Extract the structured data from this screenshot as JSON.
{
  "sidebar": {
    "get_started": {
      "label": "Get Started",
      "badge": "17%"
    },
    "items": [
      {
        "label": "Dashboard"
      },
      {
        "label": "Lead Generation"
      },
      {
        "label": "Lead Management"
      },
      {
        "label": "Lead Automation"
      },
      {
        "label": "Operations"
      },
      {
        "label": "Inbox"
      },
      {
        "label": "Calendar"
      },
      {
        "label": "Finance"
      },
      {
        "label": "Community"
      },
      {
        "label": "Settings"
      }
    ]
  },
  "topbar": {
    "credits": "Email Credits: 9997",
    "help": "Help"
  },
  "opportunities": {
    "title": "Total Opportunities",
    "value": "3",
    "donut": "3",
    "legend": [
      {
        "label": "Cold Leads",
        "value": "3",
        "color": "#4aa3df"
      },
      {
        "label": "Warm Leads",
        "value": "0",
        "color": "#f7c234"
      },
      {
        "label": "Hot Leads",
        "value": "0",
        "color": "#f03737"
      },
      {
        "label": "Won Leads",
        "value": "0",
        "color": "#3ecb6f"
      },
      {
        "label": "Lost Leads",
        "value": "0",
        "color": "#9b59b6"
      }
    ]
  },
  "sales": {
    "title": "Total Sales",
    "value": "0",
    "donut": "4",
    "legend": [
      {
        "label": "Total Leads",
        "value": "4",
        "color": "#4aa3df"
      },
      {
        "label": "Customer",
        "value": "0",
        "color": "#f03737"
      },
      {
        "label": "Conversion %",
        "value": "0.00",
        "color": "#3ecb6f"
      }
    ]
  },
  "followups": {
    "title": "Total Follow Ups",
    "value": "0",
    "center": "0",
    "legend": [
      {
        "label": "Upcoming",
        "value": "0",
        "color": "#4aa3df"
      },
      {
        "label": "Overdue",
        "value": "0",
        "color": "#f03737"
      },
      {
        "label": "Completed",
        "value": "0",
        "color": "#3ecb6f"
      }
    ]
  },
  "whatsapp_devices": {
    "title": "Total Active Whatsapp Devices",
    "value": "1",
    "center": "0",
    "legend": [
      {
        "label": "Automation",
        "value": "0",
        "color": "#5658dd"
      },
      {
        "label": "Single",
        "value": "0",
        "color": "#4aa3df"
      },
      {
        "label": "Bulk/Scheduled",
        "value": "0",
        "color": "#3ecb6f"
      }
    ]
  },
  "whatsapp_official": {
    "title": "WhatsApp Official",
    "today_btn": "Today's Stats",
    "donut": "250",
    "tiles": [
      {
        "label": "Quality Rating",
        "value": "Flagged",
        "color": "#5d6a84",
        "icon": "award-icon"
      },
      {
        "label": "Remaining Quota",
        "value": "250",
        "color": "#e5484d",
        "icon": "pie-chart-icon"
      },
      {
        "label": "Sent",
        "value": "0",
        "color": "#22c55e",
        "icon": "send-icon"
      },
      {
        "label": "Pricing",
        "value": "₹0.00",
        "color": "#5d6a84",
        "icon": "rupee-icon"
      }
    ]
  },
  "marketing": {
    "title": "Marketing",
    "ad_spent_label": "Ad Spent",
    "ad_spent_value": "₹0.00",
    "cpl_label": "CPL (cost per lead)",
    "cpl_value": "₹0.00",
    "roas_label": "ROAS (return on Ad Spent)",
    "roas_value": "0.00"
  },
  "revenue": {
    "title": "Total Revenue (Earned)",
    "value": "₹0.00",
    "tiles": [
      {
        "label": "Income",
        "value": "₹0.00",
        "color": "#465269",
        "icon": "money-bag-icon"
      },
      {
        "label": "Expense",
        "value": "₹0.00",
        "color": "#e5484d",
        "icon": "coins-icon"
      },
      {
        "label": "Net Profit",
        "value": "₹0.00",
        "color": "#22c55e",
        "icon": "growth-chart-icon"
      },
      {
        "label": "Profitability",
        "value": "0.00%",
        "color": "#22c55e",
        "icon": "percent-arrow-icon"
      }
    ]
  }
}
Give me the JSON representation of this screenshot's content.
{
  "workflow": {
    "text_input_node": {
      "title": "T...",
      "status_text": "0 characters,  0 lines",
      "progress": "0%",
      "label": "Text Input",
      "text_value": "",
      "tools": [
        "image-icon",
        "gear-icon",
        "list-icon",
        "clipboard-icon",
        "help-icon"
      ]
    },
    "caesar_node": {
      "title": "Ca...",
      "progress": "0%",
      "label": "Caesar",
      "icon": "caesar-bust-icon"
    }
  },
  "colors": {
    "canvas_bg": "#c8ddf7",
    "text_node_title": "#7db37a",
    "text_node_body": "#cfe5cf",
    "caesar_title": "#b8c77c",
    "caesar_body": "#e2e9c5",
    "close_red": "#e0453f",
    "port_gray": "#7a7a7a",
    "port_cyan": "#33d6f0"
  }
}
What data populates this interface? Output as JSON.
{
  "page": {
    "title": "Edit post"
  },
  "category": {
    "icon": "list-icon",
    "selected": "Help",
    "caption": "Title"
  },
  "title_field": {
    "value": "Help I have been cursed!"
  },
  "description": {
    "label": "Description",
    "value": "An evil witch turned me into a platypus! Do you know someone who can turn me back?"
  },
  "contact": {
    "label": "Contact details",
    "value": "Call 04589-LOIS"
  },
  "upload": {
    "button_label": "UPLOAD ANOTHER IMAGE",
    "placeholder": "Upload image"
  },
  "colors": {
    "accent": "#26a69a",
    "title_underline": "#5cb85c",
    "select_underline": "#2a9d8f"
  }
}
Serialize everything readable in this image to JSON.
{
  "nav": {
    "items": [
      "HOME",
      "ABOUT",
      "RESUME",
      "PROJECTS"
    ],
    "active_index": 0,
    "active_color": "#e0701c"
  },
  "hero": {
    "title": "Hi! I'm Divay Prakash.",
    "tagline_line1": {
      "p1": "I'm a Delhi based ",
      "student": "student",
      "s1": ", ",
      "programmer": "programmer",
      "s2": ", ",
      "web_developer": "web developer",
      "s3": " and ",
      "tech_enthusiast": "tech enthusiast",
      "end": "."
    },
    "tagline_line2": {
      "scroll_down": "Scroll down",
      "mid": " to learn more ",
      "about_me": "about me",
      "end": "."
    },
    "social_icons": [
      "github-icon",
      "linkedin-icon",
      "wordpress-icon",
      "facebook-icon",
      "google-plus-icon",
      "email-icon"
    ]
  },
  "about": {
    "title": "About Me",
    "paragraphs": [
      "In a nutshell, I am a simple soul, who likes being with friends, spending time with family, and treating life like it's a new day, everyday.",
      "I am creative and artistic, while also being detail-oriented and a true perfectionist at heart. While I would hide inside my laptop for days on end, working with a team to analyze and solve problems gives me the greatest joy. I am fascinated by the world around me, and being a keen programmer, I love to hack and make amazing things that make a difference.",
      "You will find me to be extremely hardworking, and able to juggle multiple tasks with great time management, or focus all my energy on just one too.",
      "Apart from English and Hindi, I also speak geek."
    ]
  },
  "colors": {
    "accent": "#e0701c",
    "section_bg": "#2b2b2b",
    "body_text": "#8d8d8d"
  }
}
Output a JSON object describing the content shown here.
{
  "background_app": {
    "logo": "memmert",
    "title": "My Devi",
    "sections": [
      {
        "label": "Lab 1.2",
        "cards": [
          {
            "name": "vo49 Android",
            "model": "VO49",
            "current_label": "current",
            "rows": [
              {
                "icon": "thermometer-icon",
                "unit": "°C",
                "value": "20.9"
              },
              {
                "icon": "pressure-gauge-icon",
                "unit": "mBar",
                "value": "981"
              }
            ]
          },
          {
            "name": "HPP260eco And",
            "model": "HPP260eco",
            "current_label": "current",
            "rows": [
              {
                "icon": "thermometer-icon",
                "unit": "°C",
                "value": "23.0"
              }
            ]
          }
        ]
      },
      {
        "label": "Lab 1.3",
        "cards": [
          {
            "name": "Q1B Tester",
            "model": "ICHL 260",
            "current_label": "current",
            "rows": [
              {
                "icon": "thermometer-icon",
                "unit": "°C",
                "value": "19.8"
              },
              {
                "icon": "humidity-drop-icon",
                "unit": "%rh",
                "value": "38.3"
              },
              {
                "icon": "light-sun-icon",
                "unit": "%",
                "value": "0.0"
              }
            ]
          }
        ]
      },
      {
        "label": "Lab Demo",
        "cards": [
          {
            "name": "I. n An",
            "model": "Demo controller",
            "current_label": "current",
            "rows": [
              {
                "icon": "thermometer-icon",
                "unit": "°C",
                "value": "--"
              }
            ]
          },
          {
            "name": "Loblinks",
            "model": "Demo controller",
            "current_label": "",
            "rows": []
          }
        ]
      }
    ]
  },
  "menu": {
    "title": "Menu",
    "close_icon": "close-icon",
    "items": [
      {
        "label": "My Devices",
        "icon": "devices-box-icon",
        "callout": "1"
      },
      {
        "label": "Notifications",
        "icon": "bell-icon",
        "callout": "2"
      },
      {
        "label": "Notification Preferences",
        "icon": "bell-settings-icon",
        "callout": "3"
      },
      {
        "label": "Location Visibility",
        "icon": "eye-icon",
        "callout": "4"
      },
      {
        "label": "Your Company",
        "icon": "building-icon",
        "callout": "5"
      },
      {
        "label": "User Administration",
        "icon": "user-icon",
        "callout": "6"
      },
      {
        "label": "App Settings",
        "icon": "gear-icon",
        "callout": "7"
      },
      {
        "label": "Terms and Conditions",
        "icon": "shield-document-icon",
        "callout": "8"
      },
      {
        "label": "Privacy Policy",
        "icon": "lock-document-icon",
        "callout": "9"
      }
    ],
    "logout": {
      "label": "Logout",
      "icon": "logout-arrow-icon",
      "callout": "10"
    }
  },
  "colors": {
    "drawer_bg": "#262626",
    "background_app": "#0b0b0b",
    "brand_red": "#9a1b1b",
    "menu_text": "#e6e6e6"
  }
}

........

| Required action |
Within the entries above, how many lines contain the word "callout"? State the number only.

| The answer |
10